Moving right along from Elvis to Hendrix —
how much more remarkable his appearance in his time? OK, like the times were just right, the blues context was established, the UK was so firmly in love with the US whilst the US was segregated up its own ass, and continues to be so today. One could argue all night about a scene whether it's storyville or swingin london or a bunch of nerdy terrorists ganging up in the cinematheque — but Hendrix is such a rich anomaly of talent and 'show them how to do it' and intense drive and creativity. As, erm, elsewhere, I think Hendrix was the first to really extend genial talent with electric amplification and the sheer loud excitement of cutting the sound-flight envelope. I remember once seeing a compilation of you know, 'classically' psychedelic music from the 60s, the really trippy stuff with poss. some Floyd on it, and they tacked on Voodoo Chile at the end of it — as though besides cheap rights they wanted to tap into the signal importance of this guy with just one track. I mean imagine sitting out tripping in the grass with your friends, there's violence and love in the air to such a liquid extent your eyes feel like popping out (and let me post-preface that by saying how hard it is to talk about love and hippie shit in this day and age and not sound like a complete moron; let's say those times weren't ripe for irony-as-lifestyle yet.
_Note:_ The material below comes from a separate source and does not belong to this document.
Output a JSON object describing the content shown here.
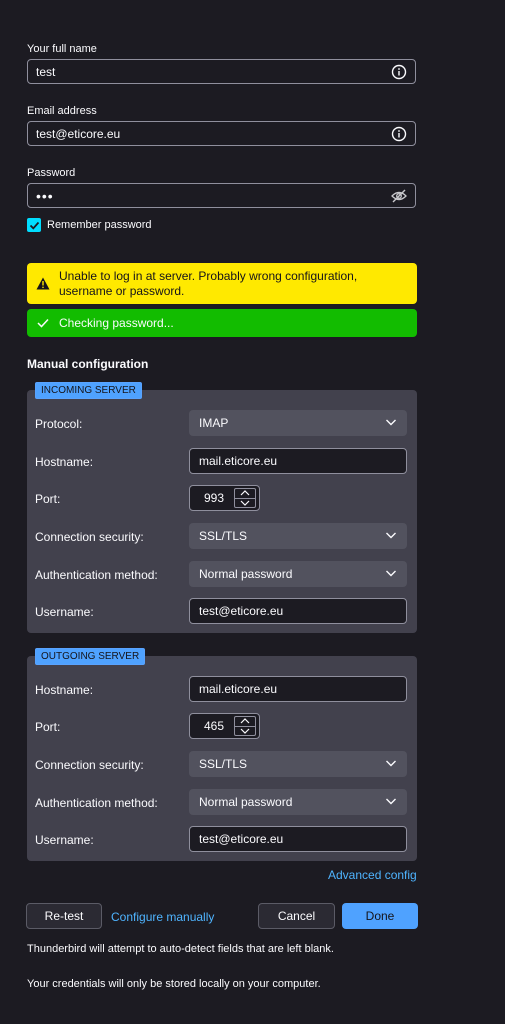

I'd suggest H.S. Thompson's take on the scene (cf Fear n Loathing, on acid and San Fran) to be a fair and honest indicator, irrespective of whether Wolf lumped him in with the other New Journalism lumpkins — which is another essay altogether, very muchly because of its failure to understand Gonzo as preemptor of the whole journalism-fiction thing, ie conscious involvement with the creation of one's story, and a generation of PoMoronics ever after — though note, New Journos just celebrate themselves, like almost any young writer in the 90s — Gonzo just takes this to the rational, original extreme); you could be drafted any minute (and what does that feel like, I mean to the conspiracy nut generation? Drafting frightens the shit out of me and I think it a failure of society, to be at John Howard's beck and call, for example, when there's already so much transparently wrong with him and this world, when everybody knows without winking irony that he serves as Dubya's bushy-eyed lap- and attack dog, as well as economic underdog when trade tariffs are decided); you know, it's a simple question of humanity, you got these really great drugs going round yer system, and some leather-faced president decides to shoot students and send them off to a body-bag conflict for an ideological threat as selfish as it is overstated, and you just say No Fucking Way (as though by instinct you're anticipating the fat grooviness of rock music like Sabbath about 3-4 years from now, and the long hair and the bong-ons and the sheer underclassness of it all — you just know it's going to be yours), you're sitting there in the grass and someone pops on a bootleg of Voodoo Chile and it feels like knives are cutting up everything you see into thin slices, and the world is screaming in pain — though you know underneath that it's good, that the world has to be destroyed so it can be created again anew, and this guy is singing about imminent death with the most brazen attitude as though he's saying goodbye to a neighbour in the morning, and it feels like he's playing with a power beyond anything you've heard before, louder than any of the fuzzboxes your friends brought home and cranked thru their puny Vox amps until their parents screamed to cut the racket, it's like an aural apocalypse of sorts, like souls in turmoil and death triumphant; you're feeling all this, right, you know that the world's still the same place and that your friends are likely to be feeling the same way about these crazy sounds even though it's just a tape ... I mean, it's almost sheer impossible to recreate the hard core impression of the arrival of Hendrix in the full context of the mid-sixties, especially for us pristine CD sound-obsessed consumers with our teen demographics and serious irony and sincerity. As a generation we look positively inhuman next to Jimi. But the UFOs, what about the flying saucers? Your man Jimi was way big into conspiracy theory man! Well, you can stick that up your X-Filed pipe and smoke it too. The only way to describe the genius and absolute talent of Jimi is to say he was an alien in the first place. Which is a statement about ourselves more than anything.